■ **WHAT IS BEING ASKED**:
Line by line, copy the records below exactly.

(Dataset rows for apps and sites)
# # #

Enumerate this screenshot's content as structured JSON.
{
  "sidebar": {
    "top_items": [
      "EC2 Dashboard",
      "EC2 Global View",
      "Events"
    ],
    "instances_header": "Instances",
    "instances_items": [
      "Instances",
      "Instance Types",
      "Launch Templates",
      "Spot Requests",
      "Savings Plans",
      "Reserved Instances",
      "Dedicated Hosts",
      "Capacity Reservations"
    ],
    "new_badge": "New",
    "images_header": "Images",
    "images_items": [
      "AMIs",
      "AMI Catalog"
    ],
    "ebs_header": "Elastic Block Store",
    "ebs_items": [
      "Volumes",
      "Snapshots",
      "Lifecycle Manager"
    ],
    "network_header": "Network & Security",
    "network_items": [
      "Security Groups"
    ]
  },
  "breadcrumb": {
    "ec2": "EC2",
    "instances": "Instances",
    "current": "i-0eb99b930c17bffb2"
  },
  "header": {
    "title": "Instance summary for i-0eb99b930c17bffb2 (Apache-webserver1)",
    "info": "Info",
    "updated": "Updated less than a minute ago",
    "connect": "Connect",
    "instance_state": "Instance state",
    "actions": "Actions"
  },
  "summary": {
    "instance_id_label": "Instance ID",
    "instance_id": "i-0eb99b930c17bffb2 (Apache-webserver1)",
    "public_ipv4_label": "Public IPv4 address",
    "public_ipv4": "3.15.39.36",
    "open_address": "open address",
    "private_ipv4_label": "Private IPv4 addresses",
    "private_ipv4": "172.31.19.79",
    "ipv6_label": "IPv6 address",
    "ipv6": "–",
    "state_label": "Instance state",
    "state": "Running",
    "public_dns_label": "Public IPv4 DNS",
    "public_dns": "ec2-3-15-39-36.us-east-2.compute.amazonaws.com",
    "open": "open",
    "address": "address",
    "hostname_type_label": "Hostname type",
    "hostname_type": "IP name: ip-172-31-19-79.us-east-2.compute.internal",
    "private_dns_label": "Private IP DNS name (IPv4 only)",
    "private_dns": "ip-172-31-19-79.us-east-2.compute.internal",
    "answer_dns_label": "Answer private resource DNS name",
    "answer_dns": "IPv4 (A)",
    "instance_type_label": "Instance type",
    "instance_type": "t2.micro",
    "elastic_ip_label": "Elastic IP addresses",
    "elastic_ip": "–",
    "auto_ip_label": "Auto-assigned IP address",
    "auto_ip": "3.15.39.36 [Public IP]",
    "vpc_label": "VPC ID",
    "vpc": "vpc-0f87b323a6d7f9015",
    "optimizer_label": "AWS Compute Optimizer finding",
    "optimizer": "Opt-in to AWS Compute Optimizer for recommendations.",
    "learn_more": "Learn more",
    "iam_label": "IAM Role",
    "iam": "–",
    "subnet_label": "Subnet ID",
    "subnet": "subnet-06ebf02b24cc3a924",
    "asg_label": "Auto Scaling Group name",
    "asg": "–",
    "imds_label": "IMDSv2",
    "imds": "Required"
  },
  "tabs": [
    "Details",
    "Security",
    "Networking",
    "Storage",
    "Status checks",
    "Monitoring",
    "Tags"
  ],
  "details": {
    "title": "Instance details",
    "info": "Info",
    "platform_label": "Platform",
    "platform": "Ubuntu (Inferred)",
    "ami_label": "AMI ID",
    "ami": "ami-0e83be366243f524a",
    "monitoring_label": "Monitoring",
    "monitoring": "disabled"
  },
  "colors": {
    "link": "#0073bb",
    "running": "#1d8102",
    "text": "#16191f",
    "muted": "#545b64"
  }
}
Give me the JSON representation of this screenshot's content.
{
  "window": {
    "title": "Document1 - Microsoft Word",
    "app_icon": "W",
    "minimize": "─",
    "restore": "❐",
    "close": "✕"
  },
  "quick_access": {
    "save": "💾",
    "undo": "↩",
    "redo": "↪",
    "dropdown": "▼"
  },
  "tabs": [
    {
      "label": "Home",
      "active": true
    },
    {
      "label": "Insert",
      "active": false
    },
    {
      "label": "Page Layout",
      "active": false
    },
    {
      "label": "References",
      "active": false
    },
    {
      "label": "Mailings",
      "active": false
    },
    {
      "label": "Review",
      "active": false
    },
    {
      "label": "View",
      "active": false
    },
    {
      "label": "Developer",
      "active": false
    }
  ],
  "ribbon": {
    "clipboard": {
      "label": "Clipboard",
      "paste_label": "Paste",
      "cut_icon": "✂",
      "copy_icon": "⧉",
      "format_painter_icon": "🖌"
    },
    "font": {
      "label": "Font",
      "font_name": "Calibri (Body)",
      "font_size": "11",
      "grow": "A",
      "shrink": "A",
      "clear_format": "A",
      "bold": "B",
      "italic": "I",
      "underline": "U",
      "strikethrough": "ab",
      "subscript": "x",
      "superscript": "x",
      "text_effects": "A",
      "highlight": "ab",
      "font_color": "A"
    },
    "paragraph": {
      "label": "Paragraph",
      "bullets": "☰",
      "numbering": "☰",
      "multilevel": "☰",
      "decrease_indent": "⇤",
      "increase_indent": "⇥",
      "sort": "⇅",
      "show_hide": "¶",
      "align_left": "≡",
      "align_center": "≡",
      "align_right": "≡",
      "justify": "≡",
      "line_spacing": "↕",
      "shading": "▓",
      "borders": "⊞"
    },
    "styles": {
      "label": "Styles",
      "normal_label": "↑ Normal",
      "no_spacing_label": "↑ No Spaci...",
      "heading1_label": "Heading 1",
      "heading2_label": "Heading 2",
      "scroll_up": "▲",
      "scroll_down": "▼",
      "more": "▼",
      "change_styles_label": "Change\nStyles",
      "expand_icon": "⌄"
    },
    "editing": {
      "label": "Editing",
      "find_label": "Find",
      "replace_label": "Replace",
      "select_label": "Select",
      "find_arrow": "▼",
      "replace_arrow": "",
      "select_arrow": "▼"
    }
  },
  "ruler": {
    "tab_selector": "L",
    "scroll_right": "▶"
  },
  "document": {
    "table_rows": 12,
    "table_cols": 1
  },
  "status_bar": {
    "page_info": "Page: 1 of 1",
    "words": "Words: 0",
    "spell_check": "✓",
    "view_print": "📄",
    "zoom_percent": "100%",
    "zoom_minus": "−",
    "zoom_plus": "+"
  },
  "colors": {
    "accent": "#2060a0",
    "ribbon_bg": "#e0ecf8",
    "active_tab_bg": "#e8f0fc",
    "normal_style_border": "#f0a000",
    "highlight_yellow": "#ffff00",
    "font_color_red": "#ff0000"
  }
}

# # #

■ **RESULT OF THIS TASK**:
Enumerate this screenshot's content as structured JSON.
{
  "sidebar": {
    "top_items": [
      "EC2 Dashboard",
      "EC2 Global View",
      "Events"
    ],
    "instances_header": "Instances",
    "instances_items": [
      "Instances",
      "Instance Types",
      "Launch Templates",
      "Spot Requests",
      "Savings Plans",
      "Reserved Instances",
      "Dedicated Hosts",
      "Capacity Reservations"
    ],
    "new_badge": "New",
    "images_header": "Images",
    "images_items": [
      "AMIs",
      "AMI Catalog"
    ],
    "ebs_header": "Elastic Block Store",
    "ebs_items": [
      "Volumes",
      "Snapshots",
      "Lifecycle Manager"
    ],
    "network_header": "Network & Security",
    "network_items": [
      "Security Groups"
    ]
  },
  "breadcrumb": {
    "ec2": "EC2",
    "instances": "Instances",
    "current": "i-0eb99b930c17bffb2"
  },
  "header": {
    "title": "Instance summary for i-0eb99b930c17bffb2 (Apache-webserver1)",
    "info": "Info",
    "updated": "Updated less than a minute ago",
    "connect": "Connect",
    "instance_state": "Instance state",
    "actions": "Actions"
  },
  "summary": {
    "instance_id_label": "Instance ID",
    "instance_id": "i-0eb99b930c17bffb2 (Apache-webserver1)",
    "public_ipv4_label": "Public IPv4 address",
    "public_ipv4": "3.15.39.36",
    "open_address": "open address",
    "private_ipv4_label": "Private IPv4 addresses",
    "private_ipv4": "172.31.19.79",
    "ipv6_label": "IPv6 address",
    "ipv6": "–",
    "state_label": "Instance state",
    "state": "Running",
    "public_dns_label": "Public IPv4 DNS",
    "public_dns": "ec2-3-15-39-36.us-east-2.compute.amazonaws.com",
    "open": "open",
    "address": "address",
    "hostname_type_label": "Hostname type",
    "hostname_type": "IP name: ip-172-31-19-79.us-east-2.compute.internal",
    "private_dns_label": "Private IP DNS name (IPv4 only)",
    "private_dns": "ip-172-31-19-79.us-east-2.compute.internal",
    "answer_dns_label": "Answer private resource DNS name",
    "answer_dns": "IPv4 (A)",
    "instance_type_label": "Instance type",
    "instance_type": "t2.micro",
    "elastic_ip_label": "Elastic IP addresses",
    "elastic_ip": "–",
    "auto_ip_label": "Auto-assigned IP address",
    "auto_ip": "3.15.39.36 [Public IP]",
    "vpc_label": "VPC ID",
    "vpc": "vpc-0f87b323a6d7f9015",
    "optimizer_label": "AWS Compute Optimizer finding",
    "optimizer": "Opt-in to AWS Compute Optimizer for recommendations.",
    "learn_more": "Learn more",
    "iam_label": "IAM Role",
    "iam": "–",
    "subnet_label": "Subnet ID",
    "subnet": "subnet-06ebf02b24cc3a924",
    "asg_label": "Auto Scaling Group name",
    "asg": "–",
    "imds_label": "IMDSv2",
    "imds": "Required"
  },
  "tabs": [
    "Details",
    "Security",
    "Networking",
    "Storage",
    "Status checks",
    "Monitoring",
    "Tags"
  ],
  "details": {
    "title": "Instance details",
    "info": "Info",
    "platform_label": "Platform",
    "platform": "Ubuntu (Inferred)",
    "ami_label": "AMI ID",
    "ami": "ami-0e83be366243f524a",
    "monitoring_label": "Monitoring",
    "monitoring": "disabled"
  },
  "colors": {
    "link": "#0073bb",
    "running": "#1d8102",
    "text": "#16191f",
    "muted": "#545b64"
  }
}
Give me the JSON representation of this screenshot's content.
{
  "window": {
    "title": "Document1 - Microsoft Word",
    "app_icon": "W",
    "minimize": "─",
    "restore": "❐",
    "close": "✕"
  },
  "quick_access": {
    "save": "💾",
    "undo": "↩",
    "redo": "↪",
    "dropdown": "▼"
  },
  "tabs": [
    {
      "label": "Home",
      "active": true
    },
    {
      "label": "Insert",
      "active": false
    },
    {
      "label": "Page Layout",
      "active": false
    },
    {
      "label": "References",
      "active": false
    },
    {
      "label": "Mailings",
      "active": false
    },
    {
      "label": "Review",
      "active": false
    },
    {
      "label": "View",
      "active": false
    },
    {
      "label": "Developer",
      "active": false
    }
  ],
  "ribbon": {
    "clipboard": {
      "label": "Clipboard",
      "paste_label": "Paste",
      "cut_icon": "✂",
      "copy_icon": "⧉",
      "format_painter_icon": "🖌"
    },
    "font": {
      "label": "Font",
      "font_name": "Calibri (Body)",
      "font_size": "11",
      "grow": "A",
      "shrink": "A",
      "clear_format": "A",
      "bold": "B",
      "italic": "I",
      "underline": "U",
      "strikethrough": "ab",
      "subscript": "x",
      "superscript": "x",
      "text_effects": "A",
      "highlight": "ab",
      "font_color": "A"
    },
    "paragraph": {
      "label": "Paragraph",
      "bullets": "☰",
      "numbering": "☰",
      "multilevel": "☰",
      "decrease_indent": "⇤",
      "increase_indent": "⇥",
      "sort": "⇅",
      "show_hide": "¶",
      "align_left": "≡",
      "align_center": "≡",
      "align_right": "≡",
      "justify": "≡",
      "line_spacing": "↕",
      "shading": "▓",
      "borders": "⊞"
    },
    "styles": {
      "label": "Styles",
      "normal_label": "↑ Normal",
      "no_spacing_label": "↑ No Spaci...",
      "heading1_label": "Heading 1",
      "heading2_label": "Heading 2",
      "scroll_up": "▲",
      "scroll_down": "▼",
      "more": "▼",
      "change_styles_label": "Change\nStyles",
      "expand_icon": "⌄"
    },
    "editing": {
      "label": "Editing",
      "find_label": "Find",
      "replace_label": "Replace",
      "select_label": "Select",
      "find_arrow": "▼",
      "replace_arrow": "",
      "select_arrow": "▼"
    }
  },
  "ruler": {
    "tab_selector": "L",
    "scroll_right": "▶"
  },
  "document": {
    "table_rows": 12,
    "table_cols": 1
  },
  "status_bar": {
    "page_info": "Page: 1 of 1",
    "words": "Words: 0",
    "spell_check": "✓",
    "view_print": "📄",
    "zoom_percent": "100%",
    "zoom_minus": "−",
    "zoom_plus": "+"
  },
  "colors": {
    "accent": "#2060a0",
    "ribbon_bg": "#e0ecf8",
    "active_tab_bg": "#e8f0fc",
    "normal_style_border": "#f0a000",
    "highlight_yellow": "#ffff00",
    "font_color_red": "#ff0000"
  }
}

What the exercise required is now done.